The 2018-19 season is going to be a defining one for the Portland Trail Blazers’ organization and their relevance in a competitive Western Conference.
Portland won 49 games and finished as the No. 3 seed out west last season, only to get swept out of the first round by the New Orleans Pelicans. It was a mighty blow for head coach Terry Stotts and Co.
With two All-NBA caliber performers in that of C.J. McCollum and Damian Lillard in the backcourt, there’s no reason this team should be dealing with premature playoff exits. Sure GM Neil Olshey has overpaid for a lackluster supporting cast, but the onus is on these two to help their team take that next step.
Should that not happen this season, things will undoubtedly be mixed up a bit. In fact, The Ringer’s Kevin O’Connor suggests that one of the two could actually be traded in-season.
“There have always been whispers in league circles that Portland should break up the Damian Lillard and CJ McCollum duo, but there has been no indication it will,” the insider noted. “Portland is a playoff bubble team, though, and has few other avenues to make noteworthy changes.”

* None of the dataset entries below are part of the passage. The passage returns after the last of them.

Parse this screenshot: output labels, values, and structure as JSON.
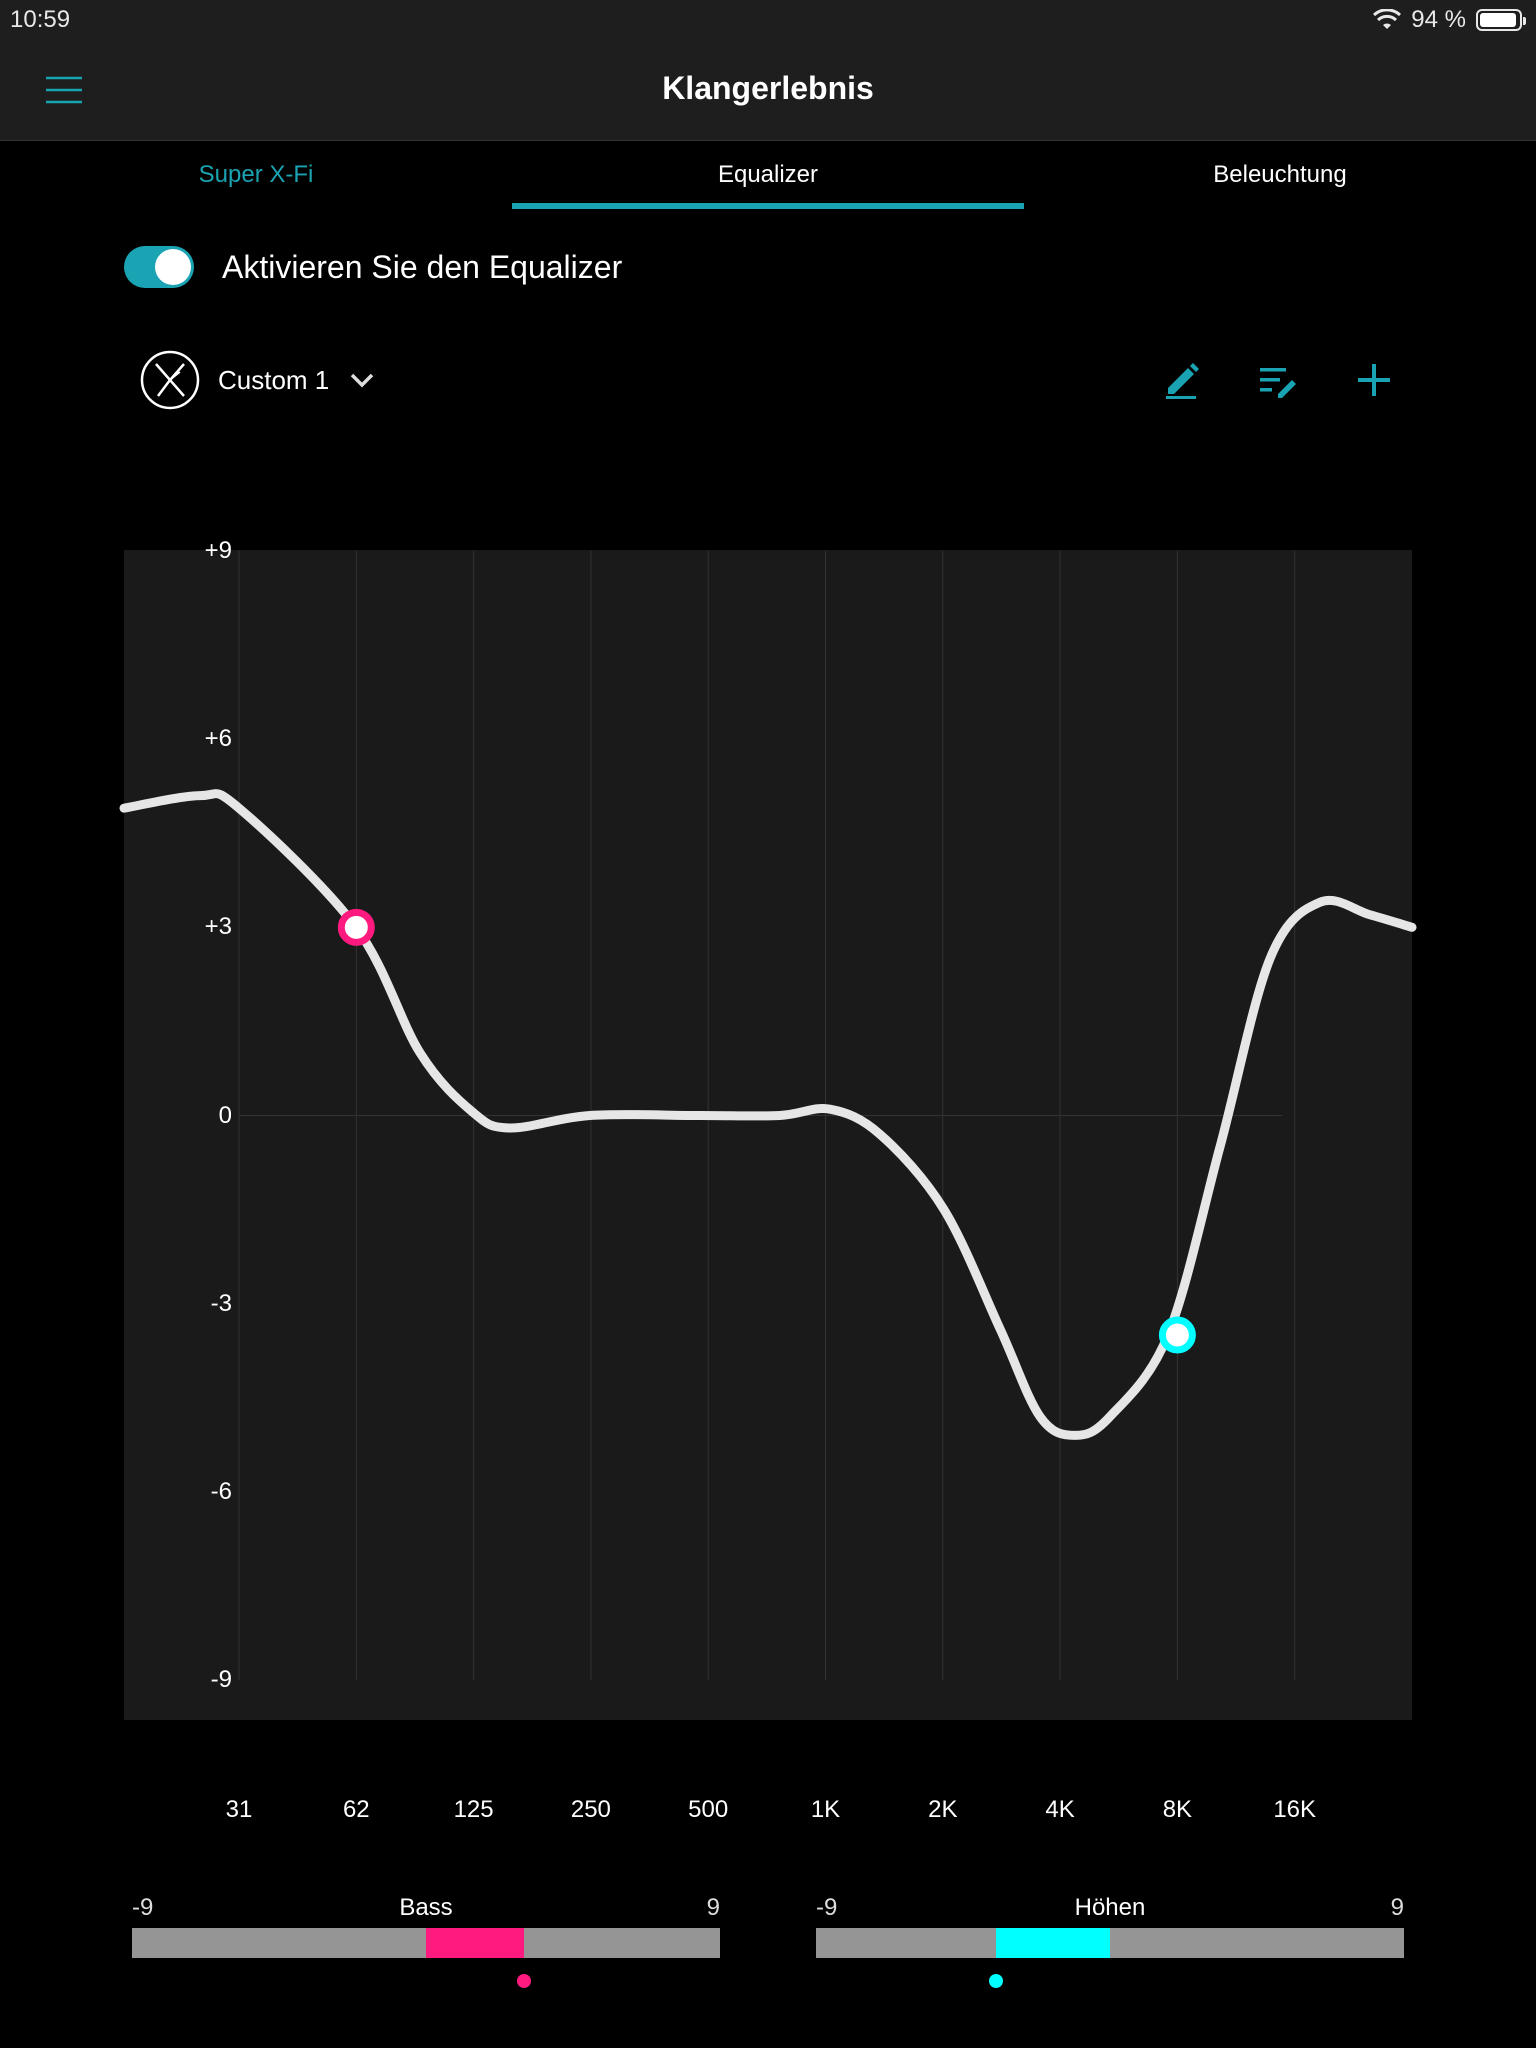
{
  "status": {
    "time": "10:59",
    "battery": "94 %",
    "battery_level": 0.94
  },
  "nav": {
    "title": "Klangerlebnis",
    "menu_icon": "hamburger-menu-icon"
  },
  "tabs": [
    {
      "label": "Super X-Fi",
      "active": false
    },
    {
      "label": "Equalizer",
      "active": true
    },
    {
      "label": "Beleuchtung",
      "active": false
    }
  ],
  "toggle": {
    "label": "Aktivieren Sie den Equalizer",
    "on": true
  },
  "preset": {
    "name": "Custom 1",
    "icon": "super-x-fi-logo-icon"
  },
  "toolbar": {
    "icons": [
      "edit-icon",
      "list-edit-icon",
      "add-icon"
    ]
  },
  "equalizer": {
    "y_ticks": [
      "+9",
      "+6",
      "+3",
      "0",
      "-3",
      "-6",
      "-9"
    ],
    "bands": [
      "31",
      "62",
      "125",
      "250",
      "500",
      "1K",
      "2K",
      "4K",
      "8K",
      "16K"
    ],
    "bass_handle": {
      "band": "62",
      "gain": 3
    },
    "treble_handle": {
      "band": "8K",
      "gain": -3.5
    }
  },
  "sliders": {
    "bass": {
      "title": "Bass",
      "min": "-9",
      "max": "9",
      "value": 3,
      "color": "#ff1a7f"
    },
    "treble": {
      "title": "Höhen",
      "min": "-9",
      "max": "9",
      "value": -3.5,
      "color": "#00ffff"
    }
  },
  "colors": {
    "accent": "#1aa3b2",
    "bass": "#ff1a7f",
    "treble": "#00ffff",
    "curve": "#e6e6e6"
  }
}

The issue here is that Portland has very few alternatives when it comes to changing up its roster midstream. That’s a product of Olshey handing out a combined $183 million in contracts to Maurice Harkless, Evan Turner, Meyers Leonard and Al-Farouq Aminu. The four are set to count a combined $46-plus million against the cap in 2018-19, $4-plus million more than Lillard and McCollum.
With the exception of Aminu, the other three are under contract through the 2019-20 campaign.
Olshey and Co. also need to look at who between McCollum and Lillard will want to stay in the Pacific Northwest beyond their current contracts, both of which expire following the 2020-21 campaign.
O’Connor notes that Lillard remains the face of the franchise, which means McCollum is the one likely to be moved. Then again, Lillard might not want to remain in a small market and has shown signs that he could bolt after his current contract expires.
All of this could be quieted if the Blazers somehow win 50-plus regular season games and make a deep run into the playoffs. But if there are signs that this isn’t going to happen, dealing one of these players in February could make a ton offense.
In a Western Conference that now features the two-time defending champion Golden State Warriors, a pretty studly Houston Rockets team and the LeBron James-led Lakers, Portland remains second-class citizens. Short of that changing, breaking up its backcourt could be the next feasible move.